_HOW TO COMPLETE THIS TASK:_ Among the records below, which lines contain the string "Less"? Report them.

○ ○ ○

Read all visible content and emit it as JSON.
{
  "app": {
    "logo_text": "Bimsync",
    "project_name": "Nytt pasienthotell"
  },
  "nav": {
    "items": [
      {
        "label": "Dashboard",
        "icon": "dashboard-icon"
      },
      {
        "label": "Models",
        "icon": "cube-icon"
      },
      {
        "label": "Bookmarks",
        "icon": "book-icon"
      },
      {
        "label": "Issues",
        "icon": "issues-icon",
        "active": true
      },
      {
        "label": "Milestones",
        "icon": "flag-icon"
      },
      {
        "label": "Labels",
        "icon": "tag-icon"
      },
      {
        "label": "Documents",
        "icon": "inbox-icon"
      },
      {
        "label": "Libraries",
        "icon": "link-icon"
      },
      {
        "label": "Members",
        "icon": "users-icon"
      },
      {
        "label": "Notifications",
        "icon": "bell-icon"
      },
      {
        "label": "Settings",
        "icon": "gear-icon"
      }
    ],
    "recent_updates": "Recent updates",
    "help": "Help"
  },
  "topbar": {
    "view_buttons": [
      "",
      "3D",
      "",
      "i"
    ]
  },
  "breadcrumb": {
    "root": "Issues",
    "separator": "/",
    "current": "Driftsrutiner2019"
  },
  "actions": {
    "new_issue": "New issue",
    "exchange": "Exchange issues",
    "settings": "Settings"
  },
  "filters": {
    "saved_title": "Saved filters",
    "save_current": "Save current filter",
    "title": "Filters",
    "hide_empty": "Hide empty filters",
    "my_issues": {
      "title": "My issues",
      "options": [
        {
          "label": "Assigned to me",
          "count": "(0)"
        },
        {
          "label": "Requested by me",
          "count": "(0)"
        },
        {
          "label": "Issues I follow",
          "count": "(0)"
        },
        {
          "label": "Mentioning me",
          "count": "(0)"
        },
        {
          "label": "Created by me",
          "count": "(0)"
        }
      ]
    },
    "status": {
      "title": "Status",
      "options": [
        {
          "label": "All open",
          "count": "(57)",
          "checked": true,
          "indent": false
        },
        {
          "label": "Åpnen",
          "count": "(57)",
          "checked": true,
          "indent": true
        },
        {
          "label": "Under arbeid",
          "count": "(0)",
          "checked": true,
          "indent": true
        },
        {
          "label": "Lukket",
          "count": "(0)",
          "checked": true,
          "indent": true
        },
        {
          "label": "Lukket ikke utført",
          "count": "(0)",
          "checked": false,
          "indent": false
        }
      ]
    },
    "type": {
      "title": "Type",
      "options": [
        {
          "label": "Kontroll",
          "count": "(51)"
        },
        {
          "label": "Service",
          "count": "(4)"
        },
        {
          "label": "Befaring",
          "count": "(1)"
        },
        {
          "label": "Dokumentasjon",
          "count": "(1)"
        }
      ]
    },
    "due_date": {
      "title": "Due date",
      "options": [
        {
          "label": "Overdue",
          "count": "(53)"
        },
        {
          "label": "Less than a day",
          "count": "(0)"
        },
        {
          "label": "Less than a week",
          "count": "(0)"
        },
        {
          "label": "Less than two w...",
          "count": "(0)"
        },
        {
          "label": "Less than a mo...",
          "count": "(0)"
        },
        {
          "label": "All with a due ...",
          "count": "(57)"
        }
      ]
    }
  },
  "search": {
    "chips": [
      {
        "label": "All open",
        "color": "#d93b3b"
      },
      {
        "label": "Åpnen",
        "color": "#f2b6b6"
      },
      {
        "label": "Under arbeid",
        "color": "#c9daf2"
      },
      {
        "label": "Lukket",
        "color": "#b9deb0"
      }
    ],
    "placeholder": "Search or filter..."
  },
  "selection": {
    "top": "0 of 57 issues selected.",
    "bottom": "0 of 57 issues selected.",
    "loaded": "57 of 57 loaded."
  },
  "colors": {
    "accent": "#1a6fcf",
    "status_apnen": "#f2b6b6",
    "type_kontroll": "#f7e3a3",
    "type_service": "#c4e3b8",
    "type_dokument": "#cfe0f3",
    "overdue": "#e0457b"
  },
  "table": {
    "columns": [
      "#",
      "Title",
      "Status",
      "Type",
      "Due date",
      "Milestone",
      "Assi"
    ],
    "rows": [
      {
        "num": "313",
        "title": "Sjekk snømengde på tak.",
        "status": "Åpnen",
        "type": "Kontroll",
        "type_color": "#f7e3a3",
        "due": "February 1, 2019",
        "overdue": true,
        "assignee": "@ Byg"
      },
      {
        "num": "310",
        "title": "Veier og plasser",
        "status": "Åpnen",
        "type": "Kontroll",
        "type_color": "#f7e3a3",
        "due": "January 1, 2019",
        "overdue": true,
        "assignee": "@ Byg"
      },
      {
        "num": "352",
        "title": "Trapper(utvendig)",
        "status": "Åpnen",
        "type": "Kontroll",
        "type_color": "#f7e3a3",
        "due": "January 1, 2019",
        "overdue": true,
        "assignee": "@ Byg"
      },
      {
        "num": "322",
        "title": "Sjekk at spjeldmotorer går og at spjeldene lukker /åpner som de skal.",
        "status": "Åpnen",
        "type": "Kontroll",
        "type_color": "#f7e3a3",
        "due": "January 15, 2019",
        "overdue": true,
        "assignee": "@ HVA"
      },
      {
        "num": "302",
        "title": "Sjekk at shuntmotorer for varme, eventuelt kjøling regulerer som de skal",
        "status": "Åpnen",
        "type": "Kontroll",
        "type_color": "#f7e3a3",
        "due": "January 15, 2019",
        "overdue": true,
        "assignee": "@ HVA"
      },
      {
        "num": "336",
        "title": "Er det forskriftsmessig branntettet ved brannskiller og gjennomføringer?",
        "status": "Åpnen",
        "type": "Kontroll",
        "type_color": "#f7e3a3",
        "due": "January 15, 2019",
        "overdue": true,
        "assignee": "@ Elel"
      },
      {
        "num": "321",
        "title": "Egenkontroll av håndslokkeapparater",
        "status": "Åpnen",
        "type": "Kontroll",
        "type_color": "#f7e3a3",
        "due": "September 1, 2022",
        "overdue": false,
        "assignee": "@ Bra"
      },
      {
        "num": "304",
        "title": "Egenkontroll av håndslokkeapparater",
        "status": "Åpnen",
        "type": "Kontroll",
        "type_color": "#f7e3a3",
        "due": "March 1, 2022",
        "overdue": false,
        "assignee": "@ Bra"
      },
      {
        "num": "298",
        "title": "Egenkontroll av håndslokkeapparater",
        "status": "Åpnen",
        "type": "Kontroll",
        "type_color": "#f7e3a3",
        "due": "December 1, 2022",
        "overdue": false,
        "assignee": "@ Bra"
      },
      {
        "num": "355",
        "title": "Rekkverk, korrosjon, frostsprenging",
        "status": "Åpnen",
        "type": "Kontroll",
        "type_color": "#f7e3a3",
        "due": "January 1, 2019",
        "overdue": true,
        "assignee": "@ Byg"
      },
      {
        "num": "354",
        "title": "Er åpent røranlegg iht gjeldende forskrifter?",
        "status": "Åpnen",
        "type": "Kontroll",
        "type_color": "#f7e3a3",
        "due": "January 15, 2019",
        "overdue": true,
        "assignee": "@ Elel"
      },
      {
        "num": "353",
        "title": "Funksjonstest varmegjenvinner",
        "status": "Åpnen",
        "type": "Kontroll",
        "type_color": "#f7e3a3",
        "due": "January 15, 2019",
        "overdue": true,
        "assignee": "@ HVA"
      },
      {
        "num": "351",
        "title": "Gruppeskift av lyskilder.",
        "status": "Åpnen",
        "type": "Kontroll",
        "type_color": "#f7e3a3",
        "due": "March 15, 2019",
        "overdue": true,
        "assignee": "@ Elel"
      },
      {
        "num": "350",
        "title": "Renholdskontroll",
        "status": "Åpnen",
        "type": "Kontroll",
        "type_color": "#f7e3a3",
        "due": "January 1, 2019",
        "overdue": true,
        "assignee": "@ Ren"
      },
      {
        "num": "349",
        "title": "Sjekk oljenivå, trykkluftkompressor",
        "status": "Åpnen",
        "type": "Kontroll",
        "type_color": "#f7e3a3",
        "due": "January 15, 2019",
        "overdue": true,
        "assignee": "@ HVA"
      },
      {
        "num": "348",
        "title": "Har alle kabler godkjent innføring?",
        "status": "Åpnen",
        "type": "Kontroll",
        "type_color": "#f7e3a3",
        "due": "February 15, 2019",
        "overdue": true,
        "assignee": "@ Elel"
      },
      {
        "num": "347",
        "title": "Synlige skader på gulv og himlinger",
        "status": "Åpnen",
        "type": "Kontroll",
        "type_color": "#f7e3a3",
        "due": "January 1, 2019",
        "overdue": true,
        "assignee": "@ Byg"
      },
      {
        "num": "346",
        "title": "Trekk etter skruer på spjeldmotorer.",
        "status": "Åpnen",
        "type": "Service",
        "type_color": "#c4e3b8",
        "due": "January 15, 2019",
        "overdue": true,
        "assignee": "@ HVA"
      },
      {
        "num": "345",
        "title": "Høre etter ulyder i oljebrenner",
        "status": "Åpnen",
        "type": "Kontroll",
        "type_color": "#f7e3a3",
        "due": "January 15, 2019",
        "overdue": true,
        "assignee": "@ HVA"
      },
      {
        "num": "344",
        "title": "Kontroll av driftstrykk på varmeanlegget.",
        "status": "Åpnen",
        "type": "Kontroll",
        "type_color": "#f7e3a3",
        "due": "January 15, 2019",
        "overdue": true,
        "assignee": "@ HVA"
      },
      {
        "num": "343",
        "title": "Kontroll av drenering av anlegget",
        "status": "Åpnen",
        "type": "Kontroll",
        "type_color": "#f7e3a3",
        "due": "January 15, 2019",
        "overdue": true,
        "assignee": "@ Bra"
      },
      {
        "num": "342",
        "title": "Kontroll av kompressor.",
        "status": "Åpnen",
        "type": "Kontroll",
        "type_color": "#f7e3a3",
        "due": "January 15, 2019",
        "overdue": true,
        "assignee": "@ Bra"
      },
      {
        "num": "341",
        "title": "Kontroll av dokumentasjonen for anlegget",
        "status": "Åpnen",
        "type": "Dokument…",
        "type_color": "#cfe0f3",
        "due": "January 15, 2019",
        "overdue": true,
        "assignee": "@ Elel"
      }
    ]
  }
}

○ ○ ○

_COMPLETED TASK:_
          "label": "Less than a day",
          "label": "Less than a week",
          "label": "Less than two w...",
          "label": "Less than a mo...",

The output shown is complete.